It also urged against indefinite detention of those rescued, who should be given access to basic rights and services including family unification, shelter, health care and, where possible, the right to work while longer-term solutions are sought. The United States yesterday voiced fears for the lives of the hundreds of migrants abandoned by traffickers at land and sea, calling on Southeast Asian nations to co-operate to address the crisis.
Most migrants were making the journey “because of the dire humanitarian and economic situations they face at home and/or out of fear of ethnic and religious violence”, a spokeswoman at the US Embassy told AFP. “This is a regional challenge that needs to be addressed regionally, through a coordinated international effort and in accordance with international conventions and maritime law,” she added.

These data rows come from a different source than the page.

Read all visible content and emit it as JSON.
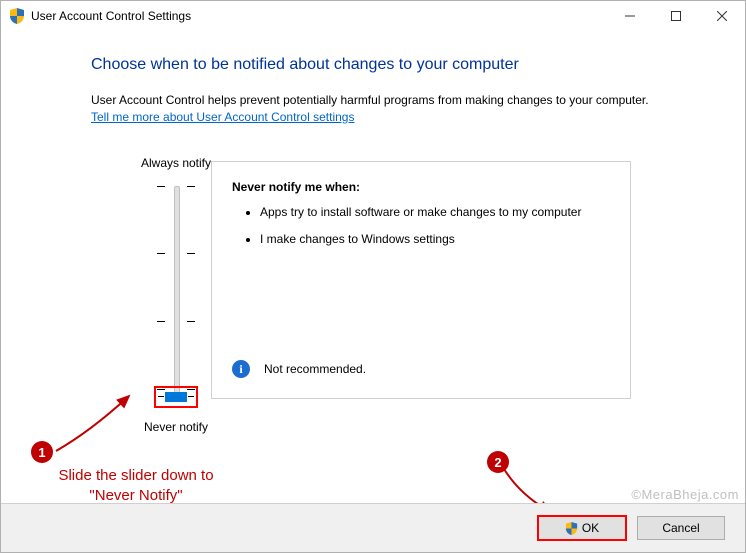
{
  "window": {
    "title": "User Account Control Settings"
  },
  "heading": "Choose when to be notified about changes to your computer",
  "description": "User Account Control helps prevent potentially harmful programs from making changes to your computer.",
  "link_text": "Tell me more about User Account Control settings",
  "slider": {
    "top_label": "Always notify",
    "bottom_label": "Never notify"
  },
  "panel": {
    "title": "Never notify me when:",
    "items": [
      "Apps try to install software or make changes to my computer",
      "I make changes to Windows settings"
    ],
    "recommendation": "Not recommended."
  },
  "annotations": {
    "one": "1",
    "two": "2",
    "text_line1": "Slide the slider down to",
    "text_line2": "\"Never Notify\""
  },
  "buttons": {
    "ok": "OK",
    "cancel": "Cancel"
  },
  "watermark": "©MeraBheja.com"
}
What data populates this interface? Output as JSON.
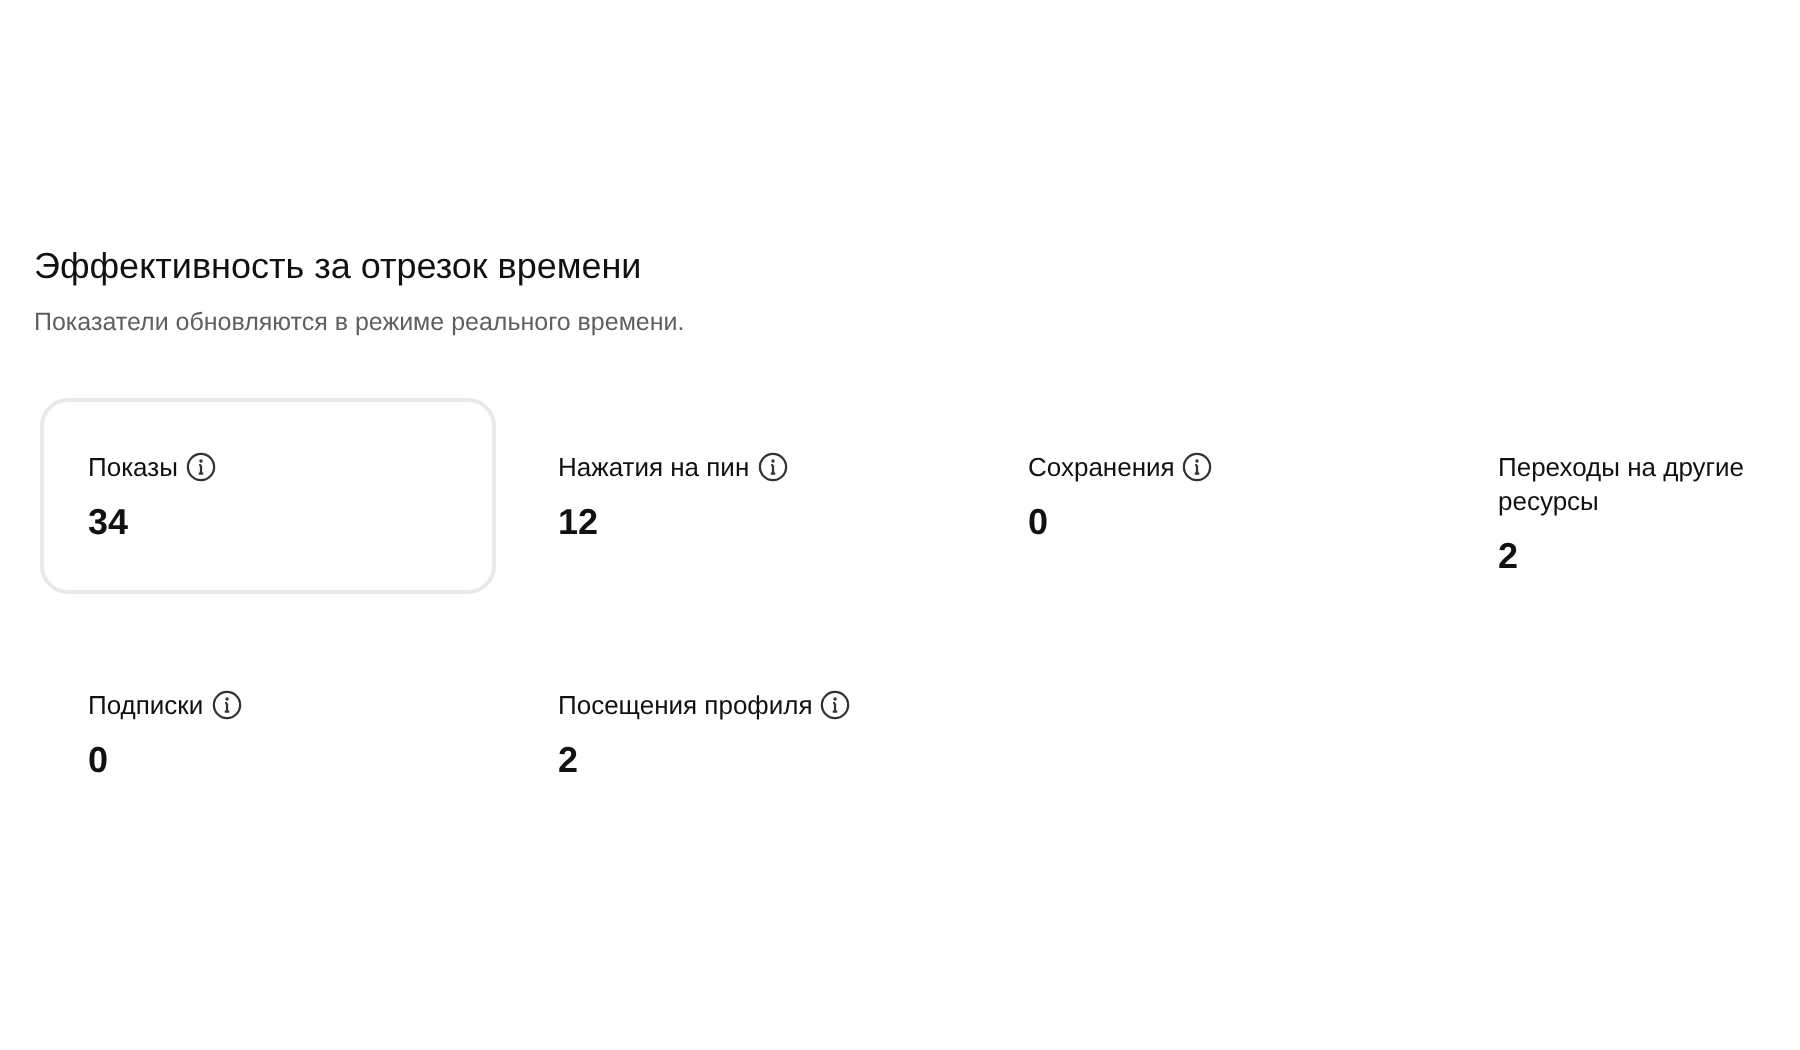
{
  "title": "Эффективность за отрезок времени",
  "subtitle": "Показатели обновляются в режиме реального времени.",
  "metrics": [
    {
      "label": "Показы",
      "value": "34",
      "has_info": true,
      "selected": true
    },
    {
      "label": "Нажатия на пин",
      "value": "12",
      "has_info": true,
      "selected": false
    },
    {
      "label": "Сохранения",
      "value": "0",
      "has_info": true,
      "selected": false
    },
    {
      "label": "Переходы на другие ресурсы",
      "value": "2",
      "has_info": false,
      "selected": false
    },
    {
      "label": "Подписки",
      "value": "0",
      "has_info": true,
      "selected": false
    },
    {
      "label": "Посещения профиля",
      "value": "2",
      "has_info": true,
      "selected": false
    }
  ]
}
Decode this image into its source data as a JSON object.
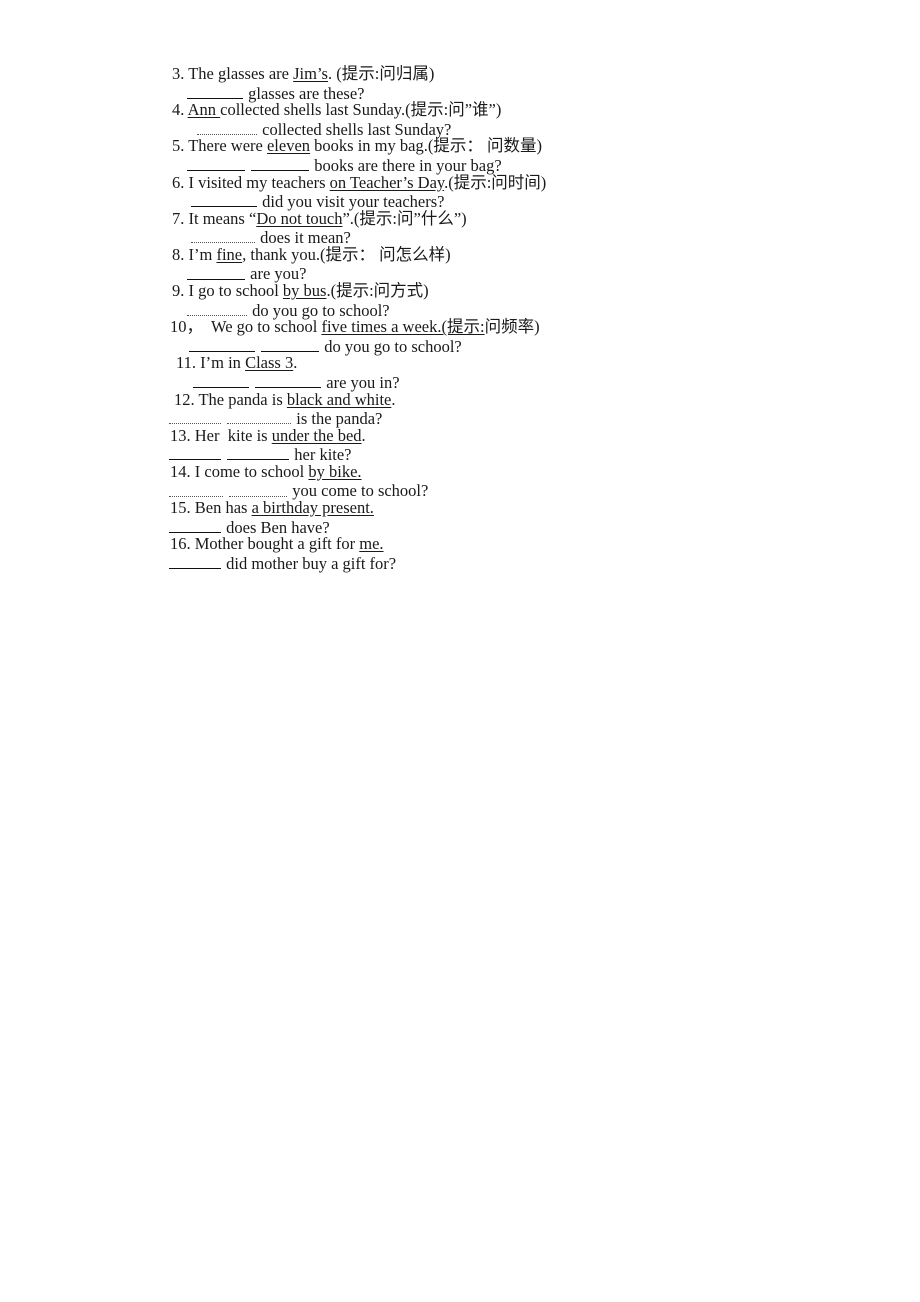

Matthew Smith, executive director of Thailand-based rights body, Fortify Rights, termed it a grave humanitarian crisis demanding an immediate rescue and protection to the asylum seekers and trafficking survivors, not drive them back out to sea. Governments in the region and the international community should commit financial and technical resources to facilitate a coordinated response, he said in a statement.
Regional meeting on May 29
Thailand will host a regional meeting on May 29 on ways to tackle human trafficking through the Bay of Bengal, Thai foreign ministry said Tuesday. “The special meeting is an urgent call for the region to… work together to address the unprecedented increase of irregular migration,” the ministry said in a statement, according to Bangkok Post. Prime Minister Prayut Chan-o-cha had called for a summit on the problem to be attended by the heads of the regional governments, but it received no response.
Instead, senior officials from Myanmar, Bangladesh, Malaysia, and Indonesia will join representatives from Australia, Cambodia, Laos, the United States, Vietnam and others at the one-day “Special Meeting on Irregular Migration in the Indian Ocean” in Bangkok, the ministry said.
Three suspects held in Thailand
Thai police yesterday arrested three men they said were instrumental in operating the Satun-based Rohingya trafficking ring led by former local politician Pajjuban Angchotephan, who is still on the run. One of them was arrested in neighbouring Ranong province and two others in Satun. Police did not immediately identify the men until after an evening press conference. Pajjuban has reportedly fled to Malaysia’s Langkawi, while Thai police are seeking cooperation from their Malaysian counterparts to hunt them down.
A police commander, Pol Maj-General Somchai Nittayaworrabutr, said Ranong-based assets belonging to local suspects worth around Bt100 million were liable for seizure. He said Thai authorities were seeking cooperation from Myanmar authorities to hunt down suspects fleeing across the Thai border.
Police have obtained arrest warrants for another 11 suspects in addition to 51 wanted. A police source identified some of the latest 11 as Sia Angchotephan, the chairman of tourism industry on Koh Li Pe off Satun, a relative of Pajjuban; Malay Tohdin, the chief of Tambon Poo Yoo administrative organisation; Wut Wutpradit; Anas Hajimasae.
A man identified as Abu Hasura, a councillor of Khone Don district, and a close aide to Pajjuban, has been arrested.
A Ranong-based suspect, Piyawat Phongthai known by the alias of Ko Yong, yesterday turned himself in to the police. Police said that Piyawat was working in the same trafficking ring with Suwan Saengthong, or Ko Nui, who had surrendered and was in custody.
As per the daily Region 9 police briefing, there were 312 migrants under government care, 63 of whom have been identified as victims of trafficking and 249 as illegal entrants. A total of seven detention camps, comprising 111 buildings, have been discovered in jungles and on Khao Kaew in Songkhla.